● Records for this task

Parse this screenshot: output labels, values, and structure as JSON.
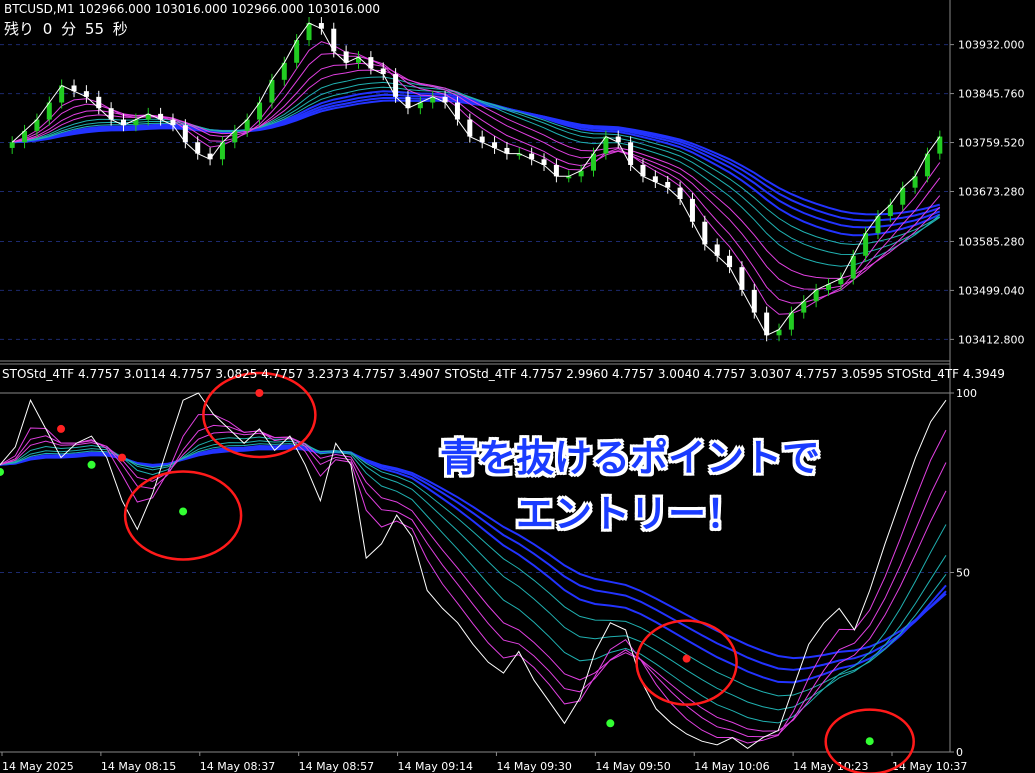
{
  "header": {
    "symbol": "BTCUSD,M1",
    "ohlc": "102966.000 103016.000 102966.000 103016.000"
  },
  "timer": {
    "label_remaining": "残り",
    "minutes": "0",
    "label_minutes": "分",
    "seconds": "55",
    "label_seconds": "秒"
  },
  "indicator_label": "STOStd_4TF 4.7757 3.0114 4.7757 3.0825 4.7757 3.2373 4.7757 3.4907   STOStd_4TF 4.7757 2.9960 4.7757 3.0040 4.7757 3.0307 4.7757 3.0595   STOStd_4TF 4.3949",
  "overlay": {
    "line1": "青を抜けるポイントで",
    "line2": "エントリー！"
  },
  "colors": {
    "background": "#000000",
    "grid": "#1c2a6e",
    "bull_candle": "#22cc22",
    "bear_candle": "#ffffff",
    "ribbon_magenta": "#e040e0",
    "ribbon_teal": "#20b0b0",
    "ribbon_blue": "#2233ff",
    "circle": "#ff1a1a",
    "up_arrow": "#3399ff",
    "down_arrow": "#ff2222"
  },
  "chart_data": [
    {
      "type": "line",
      "title": "BTCUSD,M1",
      "price_axis_ticks": [
        "103932.000",
        "103845.760",
        "103759.520",
        "103673.280",
        "103585.280",
        "103499.040",
        "103412.800"
      ],
      "ylim": [
        103380,
        104000
      ],
      "close": [
        103760,
        103780,
        103800,
        103830,
        103860,
        103850,
        103840,
        103820,
        103800,
        103790,
        103800,
        103810,
        103800,
        103790,
        103760,
        103740,
        103730,
        103760,
        103780,
        103800,
        103830,
        103870,
        103900,
        103940,
        103970,
        103960,
        103920,
        103900,
        103910,
        103890,
        103880,
        103840,
        103820,
        103830,
        103840,
        103830,
        103800,
        103770,
        103760,
        103750,
        103740,
        103740,
        103730,
        103720,
        103700,
        103700,
        103710,
        103740,
        103770,
        103760,
        103720,
        103700,
        103690,
        103680,
        103660,
        103620,
        103580,
        103560,
        103540,
        103500,
        103460,
        103420,
        103430,
        103460,
        103480,
        103500,
        103510,
        103520,
        103560,
        103600,
        103630,
        103650,
        103680,
        103700,
        103740,
        103770
      ]
    },
    {
      "type": "line",
      "title": "STOStd_4TF",
      "y_axis_ticks": [
        "100",
        "50",
        "0"
      ],
      "ylim": [
        0,
        100
      ],
      "stoch": [
        80,
        85,
        98,
        90,
        82,
        86,
        88,
        82,
        70,
        62,
        72,
        85,
        98,
        100,
        94,
        90,
        86,
        90,
        84,
        88,
        80,
        70,
        86,
        80,
        54,
        58,
        66,
        60,
        45,
        40,
        36,
        30,
        25,
        22,
        28,
        20,
        14,
        8,
        15,
        28,
        36,
        34,
        20,
        12,
        8,
        5,
        3,
        2,
        4,
        1,
        4,
        6,
        18,
        30,
        36,
        40,
        34,
        45,
        58,
        70,
        82,
        92,
        98
      ],
      "entry_points_green": [
        {
          "x": 0,
          "y": 78
        },
        {
          "x": 6,
          "y": 80
        },
        {
          "x": 12,
          "y": 67
        },
        {
          "x": 40,
          "y": 8
        },
        {
          "x": 57,
          "y": 3
        }
      ],
      "signal_points_red": [
        {
          "x": 4,
          "y": 90
        },
        {
          "x": 8,
          "y": 82
        },
        {
          "x": 17,
          "y": 100
        },
        {
          "x": 45,
          "y": 26
        }
      ]
    }
  ],
  "time_axis": [
    "14 May 2025",
    "14 May 08:15",
    "14 May 08:37",
    "14 May 08:57",
    "14 May 09:14",
    "14 May 09:30",
    "14 May 09:50",
    "14 May 10:06",
    "14 May 10:23",
    "14 May 10:37"
  ]
}
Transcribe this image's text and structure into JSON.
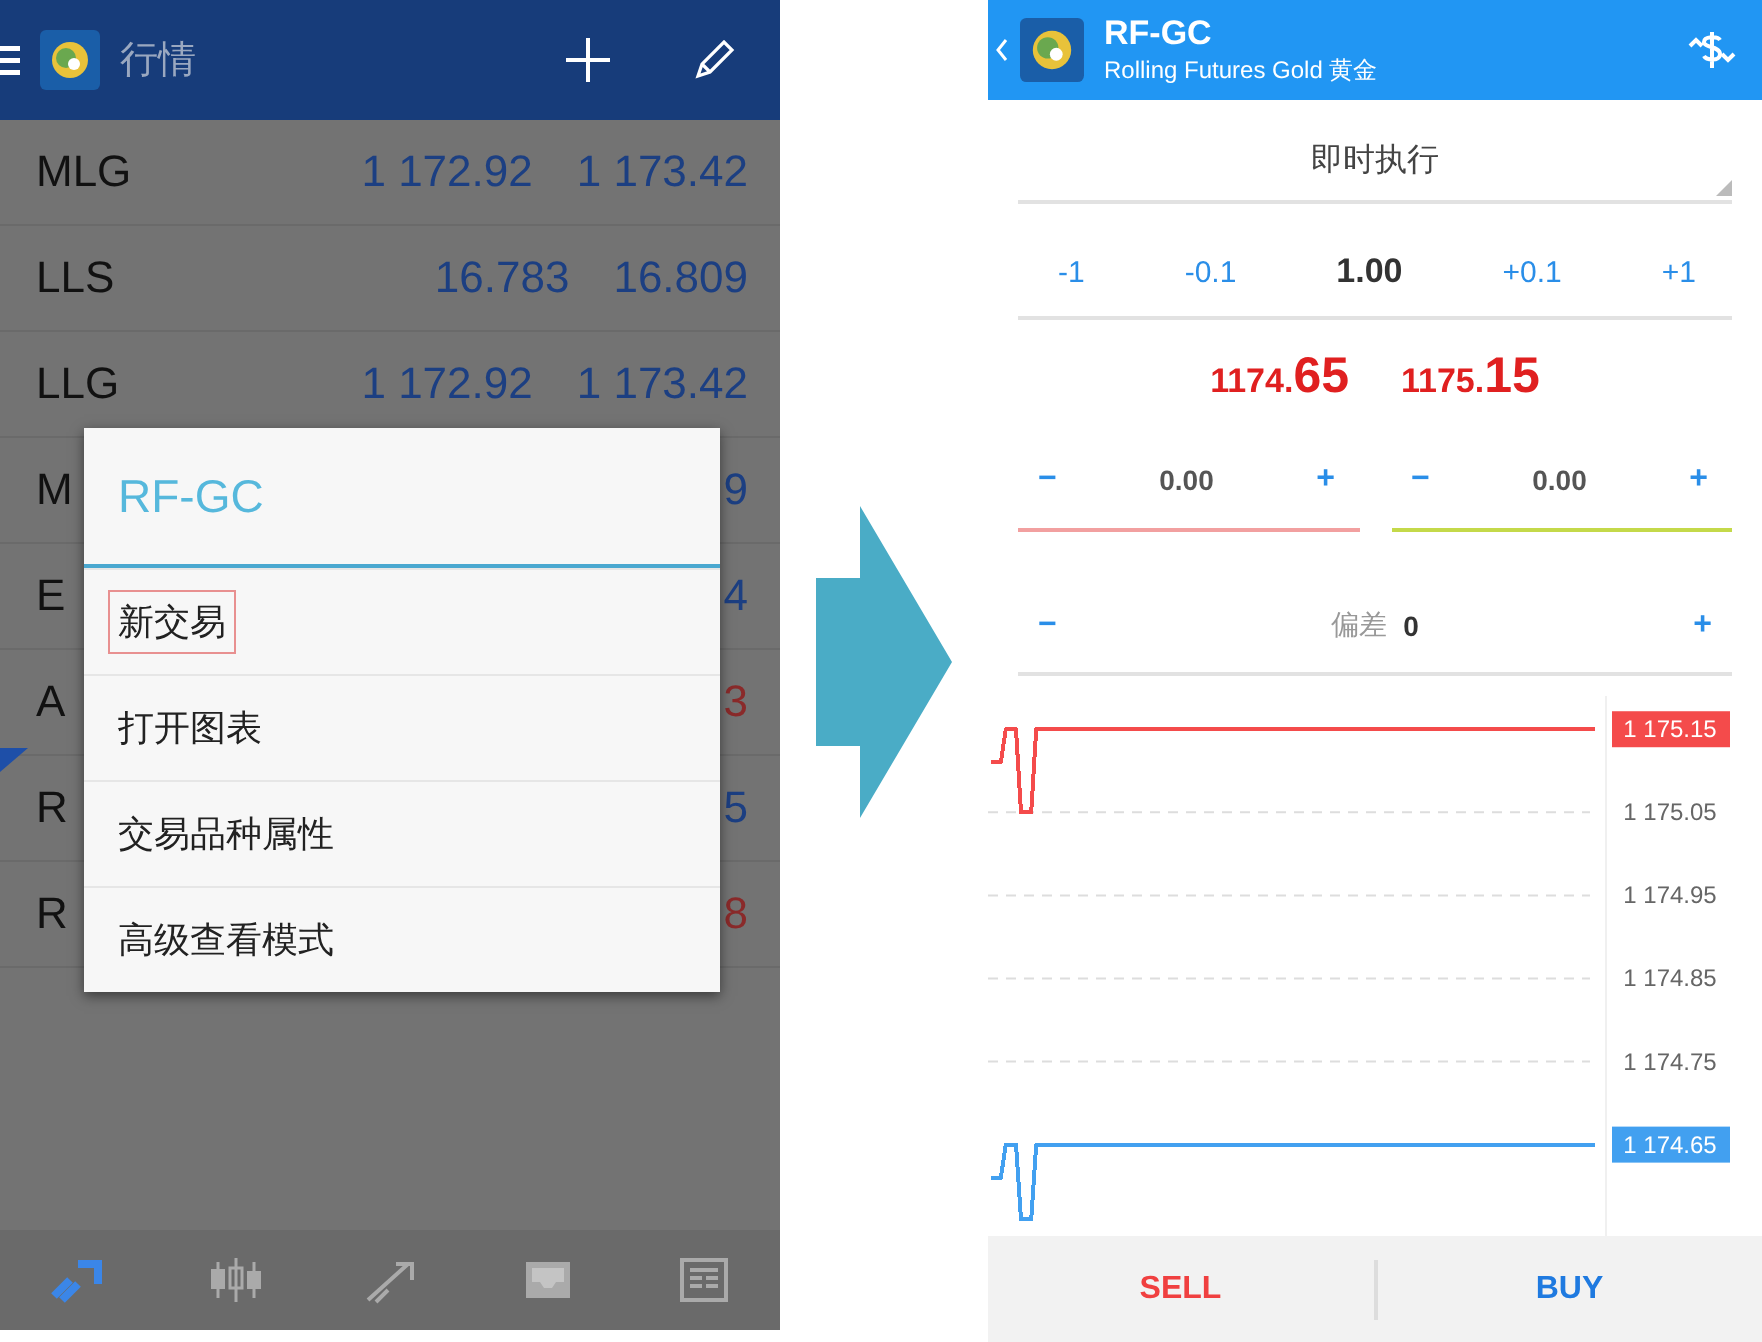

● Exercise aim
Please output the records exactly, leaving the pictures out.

● Worked solution
Parse this screenshot: output labels, values, and structure as JSON.
{
  "header": {
    "symbol": "BTCUSD,M1",
    "ohlc": "102966.000 103016.000 102966.000 103016.000"
  },
  "timer": {
    "label_remaining": "残り",
    "minutes": "0",
    "label_minutes": "分",
    "seconds": "55",
    "label_seconds": "秒"
  },
  "indicator_label": "STOStd_4TF 4.7757 3.0114 4.7757 3.0825 4.7757 3.2373 4.7757 3.4907   STOStd_4TF 4.7757 2.9960 4.7757 3.0040 4.7757 3.0307 4.7757 3.0595   STOStd_4TF 4.3949",
  "overlay": {
    "line1": "青を抜けるポイントで",
    "line2": "エントリー！"
  },
  "colors": {
    "background": "#000000",
    "grid": "#1c2a6e",
    "bull_candle": "#22cc22",
    "bear_candle": "#ffffff",
    "ribbon_magenta": "#e040e0",
    "ribbon_teal": "#20b0b0",
    "ribbon_blue": "#2233ff",
    "circle": "#ff1a1a",
    "up_arrow": "#3399ff",
    "down_arrow": "#ff2222"
  },
  "chart_data": [
    {
      "type": "line",
      "title": "BTCUSD,M1",
      "price_axis_ticks": [
        "103932.000",
        "103845.760",
        "103759.520",
        "103673.280",
        "103585.280",
        "103499.040",
        "103412.800"
      ],
      "ylim": [
        103380,
        104000
      ],
      "close": [
        103760,
        103780,
        103800,
        103830,
        103860,
        103850,
        103840,
        103820,
        103800,
        103790,
        103800,
        103810,
        103800,
        103790,
        103760,
        103740,
        103730,
        103760,
        103780,
        103800,
        103830,
        103870,
        103900,
        103940,
        103970,
        103960,
        103920,
        103900,
        103910,
        103890,
        103880,
        103840,
        103820,
        103830,
        103840,
        103830,
        103800,
        103770,
        103760,
        103750,
        103740,
        103740,
        103730,
        103720,
        103700,
        103700,
        103710,
        103740,
        103770,
        103760,
        103720,
        103700,
        103690,
        103680,
        103660,
        103620,
        103580,
        103560,
        103540,
        103500,
        103460,
        103420,
        103430,
        103460,
        103480,
        103500,
        103510,
        103520,
        103560,
        103600,
        103630,
        103650,
        103680,
        103700,
        103740,
        103770
      ]
    },
    {
      "type": "line",
      "title": "STOStd_4TF",
      "y_axis_ticks": [
        "100",
        "50",
        "0"
      ],
      "ylim": [
        0,
        100
      ],
      "stoch": [
        80,
        85,
        98,
        90,
        82,
        86,
        88,
        82,
        70,
        62,
        72,
        85,
        98,
        100,
        94,
        90,
        86,
        90,
        84,
        88,
        80,
        70,
        86,
        80,
        54,
        58,
        66,
        60,
        45,
        40,
        36,
        30,
        25,
        22,
        28,
        20,
        14,
        8,
        15,
        28,
        36,
        34,
        20,
        12,
        8,
        5,
        3,
        2,
        4,
        1,
        4,
        6,
        18,
        30,
        36,
        40,
        34,
        45,
        58,
        70,
        82,
        92,
        98
      ],
      "entry_points_green": [
        {
          "x": 0,
          "y": 78
        },
        {
          "x": 6,
          "y": 80
        },
        {
          "x": 12,
          "y": 67
        },
        {
          "x": 40,
          "y": 8
        },
        {
          "x": 57,
          "y": 3
        }
      ],
      "signal_points_red": [
        {
          "x": 4,
          "y": 90
        },
        {
          "x": 8,
          "y": 82
        },
        {
          "x": 17,
          "y": 100
        },
        {
          "x": 45,
          "y": 26
        }
      ]
    }
  ],
  "time_axis": [
    "14 May 2025",
    "14 May 08:15",
    "14 May 08:37",
    "14 May 08:57",
    "14 May 09:14",
    "14 May 09:30",
    "14 May 09:50",
    "14 May 10:06",
    "14 May 10:23",
    "14 May 10:37"
  ]
}
Transcribe this image's text and structure into JSON.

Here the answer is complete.